A recent report by Silvestrum Climate Associates, a private environmental consulting firm, found this could affect communities with a mile of the Bay Area coast. Hill and her colleagues have analyzed data and found the water below someone's backyard is typically within 6 feet of the surface of the ground, and often just 1-2 feet below the surface.
"It's possible that you have contamination in that water and you might not see it or smell it. You might not know," says Alec Naugle, who heads the toxics cleanup division for the San Francisco Bay Regional Water Quality Control Board. The agency regulates the mitigation of contaminated sites in a large area stretching over the nine Bay Area counties.
"If you're exposed to these chemicals over a lifetime, they can increase your risk of cancer," Naugle says. "Some of those chemicals also have short-term risks at much higher concentrations that we don't typically see in the environment."
Many neighborhoods most at risk have large Black and Latino populations who already deal with unequal environmental health burdens due to living near major freeways and, in Oakland, a sizeable port. Residents of East and West Oakland have high rates of asthma, and children in East Oakland are more than twice as likely to suffer from the condition than their peers across Alameda County.
Hill says it's no coincidence that large numbers of people of color live in low-lying areas that will likely face the threat of rising groundwater first. "There was either redlining or restrictive homeowner covenants that prevented people of color from moving to neighborhoods on higher ground," she says.
Regulators assess next moves
Naugle, from the Water Quality Control Board, says contaminated sites are at risk of flooding all along California shorelines. "There are literally hundreds, perhaps thousands of these cases in our region alone, not to mention statewide," he says.
He and his team now face the daunting task of what to do, and where to do it first.Over the next few years, Silvestrum Climate Associates will map groundwater depths and test for contamination in four Bay Area counties. Naugle and his water board colleagues plan to use that data to identify the most urgent locations.
California's Department of Toxic Substances Control plans to tackle the problem as well. Grant Cope, deputy director for site mitigation and restoration, would like to work with the U.S. Geological Survey to overlay maps that show groundwater rise onto maps of contaminated sites. That could serve as "an early-warning system" for site managers.
In the meantime, Hill of UC Berkeley suggests residents request a monitoring well to track groundwater levels at nearby locations of concern,especially if they live downhill from former industrial sites like dry cleaners, gas stations or factories. Californians can also review sites known to contain contaminants through GeoTracker, an online database where various regulators track cleanup efforts.

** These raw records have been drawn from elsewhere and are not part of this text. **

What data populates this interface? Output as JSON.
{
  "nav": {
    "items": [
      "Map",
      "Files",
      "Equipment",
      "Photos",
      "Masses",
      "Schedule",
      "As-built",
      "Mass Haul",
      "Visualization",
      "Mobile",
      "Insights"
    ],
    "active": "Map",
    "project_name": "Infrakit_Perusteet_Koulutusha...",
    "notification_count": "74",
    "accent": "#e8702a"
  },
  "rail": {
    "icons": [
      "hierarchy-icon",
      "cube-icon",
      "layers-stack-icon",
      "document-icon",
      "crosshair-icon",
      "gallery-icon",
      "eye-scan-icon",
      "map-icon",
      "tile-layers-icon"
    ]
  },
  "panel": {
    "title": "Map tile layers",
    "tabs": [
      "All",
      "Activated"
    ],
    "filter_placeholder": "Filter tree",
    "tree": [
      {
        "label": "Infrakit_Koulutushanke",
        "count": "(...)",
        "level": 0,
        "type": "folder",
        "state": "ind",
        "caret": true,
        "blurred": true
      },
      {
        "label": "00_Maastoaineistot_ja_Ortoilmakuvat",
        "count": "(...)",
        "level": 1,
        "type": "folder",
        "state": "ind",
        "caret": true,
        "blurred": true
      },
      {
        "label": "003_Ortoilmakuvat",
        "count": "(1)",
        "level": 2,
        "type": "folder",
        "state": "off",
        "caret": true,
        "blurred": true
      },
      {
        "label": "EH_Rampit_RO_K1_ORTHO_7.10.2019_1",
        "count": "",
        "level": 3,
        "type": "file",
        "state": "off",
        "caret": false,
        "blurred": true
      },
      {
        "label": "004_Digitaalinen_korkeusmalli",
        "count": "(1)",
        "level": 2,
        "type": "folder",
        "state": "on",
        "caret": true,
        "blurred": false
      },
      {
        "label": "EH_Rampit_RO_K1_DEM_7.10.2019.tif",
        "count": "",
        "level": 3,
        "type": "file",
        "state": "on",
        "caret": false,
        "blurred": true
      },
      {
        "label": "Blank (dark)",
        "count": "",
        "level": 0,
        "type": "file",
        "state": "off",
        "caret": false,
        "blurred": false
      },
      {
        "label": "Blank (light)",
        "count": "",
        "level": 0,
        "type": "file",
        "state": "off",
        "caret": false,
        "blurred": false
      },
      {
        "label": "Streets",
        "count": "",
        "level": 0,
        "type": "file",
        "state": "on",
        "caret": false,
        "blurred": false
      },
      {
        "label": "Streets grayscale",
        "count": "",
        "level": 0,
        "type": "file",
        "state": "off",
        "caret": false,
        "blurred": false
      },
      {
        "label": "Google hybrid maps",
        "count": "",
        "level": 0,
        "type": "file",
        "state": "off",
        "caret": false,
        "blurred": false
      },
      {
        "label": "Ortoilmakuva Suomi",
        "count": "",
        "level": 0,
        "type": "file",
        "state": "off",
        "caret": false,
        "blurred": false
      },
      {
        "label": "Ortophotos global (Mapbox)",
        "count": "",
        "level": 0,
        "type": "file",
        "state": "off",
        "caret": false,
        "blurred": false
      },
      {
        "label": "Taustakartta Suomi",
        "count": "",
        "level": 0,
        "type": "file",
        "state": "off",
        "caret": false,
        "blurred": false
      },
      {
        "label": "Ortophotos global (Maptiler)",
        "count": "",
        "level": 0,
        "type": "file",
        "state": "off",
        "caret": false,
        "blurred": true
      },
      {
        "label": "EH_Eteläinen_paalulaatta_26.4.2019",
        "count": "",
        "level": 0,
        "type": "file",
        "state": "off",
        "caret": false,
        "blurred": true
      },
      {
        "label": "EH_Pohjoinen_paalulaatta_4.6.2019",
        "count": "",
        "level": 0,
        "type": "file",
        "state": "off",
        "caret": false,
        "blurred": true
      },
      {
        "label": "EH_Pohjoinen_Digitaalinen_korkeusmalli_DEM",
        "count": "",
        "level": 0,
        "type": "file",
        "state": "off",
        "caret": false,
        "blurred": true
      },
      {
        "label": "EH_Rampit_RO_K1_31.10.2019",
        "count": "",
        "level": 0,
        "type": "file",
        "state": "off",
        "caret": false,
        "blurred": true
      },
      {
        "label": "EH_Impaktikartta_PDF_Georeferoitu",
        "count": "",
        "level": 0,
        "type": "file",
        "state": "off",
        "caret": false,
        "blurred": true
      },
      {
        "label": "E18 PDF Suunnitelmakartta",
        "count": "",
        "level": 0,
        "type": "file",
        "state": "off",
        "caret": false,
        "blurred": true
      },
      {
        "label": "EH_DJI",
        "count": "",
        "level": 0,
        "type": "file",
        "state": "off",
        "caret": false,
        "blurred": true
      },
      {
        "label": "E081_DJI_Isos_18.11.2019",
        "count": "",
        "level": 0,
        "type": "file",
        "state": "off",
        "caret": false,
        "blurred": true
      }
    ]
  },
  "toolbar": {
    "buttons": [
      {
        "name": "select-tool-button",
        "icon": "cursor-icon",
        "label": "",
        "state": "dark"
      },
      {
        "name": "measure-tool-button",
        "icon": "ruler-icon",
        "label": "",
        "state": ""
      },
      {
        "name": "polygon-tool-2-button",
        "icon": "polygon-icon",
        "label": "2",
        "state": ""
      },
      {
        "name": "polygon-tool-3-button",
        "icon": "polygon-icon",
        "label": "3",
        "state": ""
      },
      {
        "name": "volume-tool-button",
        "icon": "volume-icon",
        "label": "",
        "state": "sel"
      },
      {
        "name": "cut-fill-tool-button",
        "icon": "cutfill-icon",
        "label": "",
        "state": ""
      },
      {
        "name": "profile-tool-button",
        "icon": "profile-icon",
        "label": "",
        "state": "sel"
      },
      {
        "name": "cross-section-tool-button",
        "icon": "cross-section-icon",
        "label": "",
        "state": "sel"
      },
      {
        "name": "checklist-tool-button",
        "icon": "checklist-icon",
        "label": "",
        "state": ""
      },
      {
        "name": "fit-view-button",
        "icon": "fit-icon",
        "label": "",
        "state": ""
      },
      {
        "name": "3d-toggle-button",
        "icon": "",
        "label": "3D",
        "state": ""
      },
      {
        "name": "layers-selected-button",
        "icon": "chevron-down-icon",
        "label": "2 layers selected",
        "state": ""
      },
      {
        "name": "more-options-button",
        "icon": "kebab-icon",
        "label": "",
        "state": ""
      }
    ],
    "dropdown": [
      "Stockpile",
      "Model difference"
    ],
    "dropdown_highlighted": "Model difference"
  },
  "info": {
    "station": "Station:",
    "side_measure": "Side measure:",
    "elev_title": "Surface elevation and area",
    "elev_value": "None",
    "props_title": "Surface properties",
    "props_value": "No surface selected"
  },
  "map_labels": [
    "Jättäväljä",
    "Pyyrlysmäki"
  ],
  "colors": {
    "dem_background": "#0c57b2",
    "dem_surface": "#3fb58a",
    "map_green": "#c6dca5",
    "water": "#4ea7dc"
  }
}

Cope says people can also lobby local governments to "pass enforceable standards that apply to groundwater rise due to sea level rise." He says that means groundwater rise must be taken into account when new buildings are planned, or when toxic sites are cleaned up.
Urban planner Marquita Price wants to make people in her East Oakland community aware of this looming threat. A low-lying affordable housing development, Coliseum Gardens, sits on the location of a former recycling center, ringed by old industrial sites. She says residents notice flooding, but not many realize "exactly what it is, and how contaminated it is, and how damaging it really could be."
Price also wants her community to have a role in addressing the problem.
"I don't want just some outside consultants and companies to come in and carry out the plan," she says. "Our unemployment is crazy out here. So this could definitely be a low-entry job that can provide to the community."
Copyright 2021 KQED. To see more, visit KQED.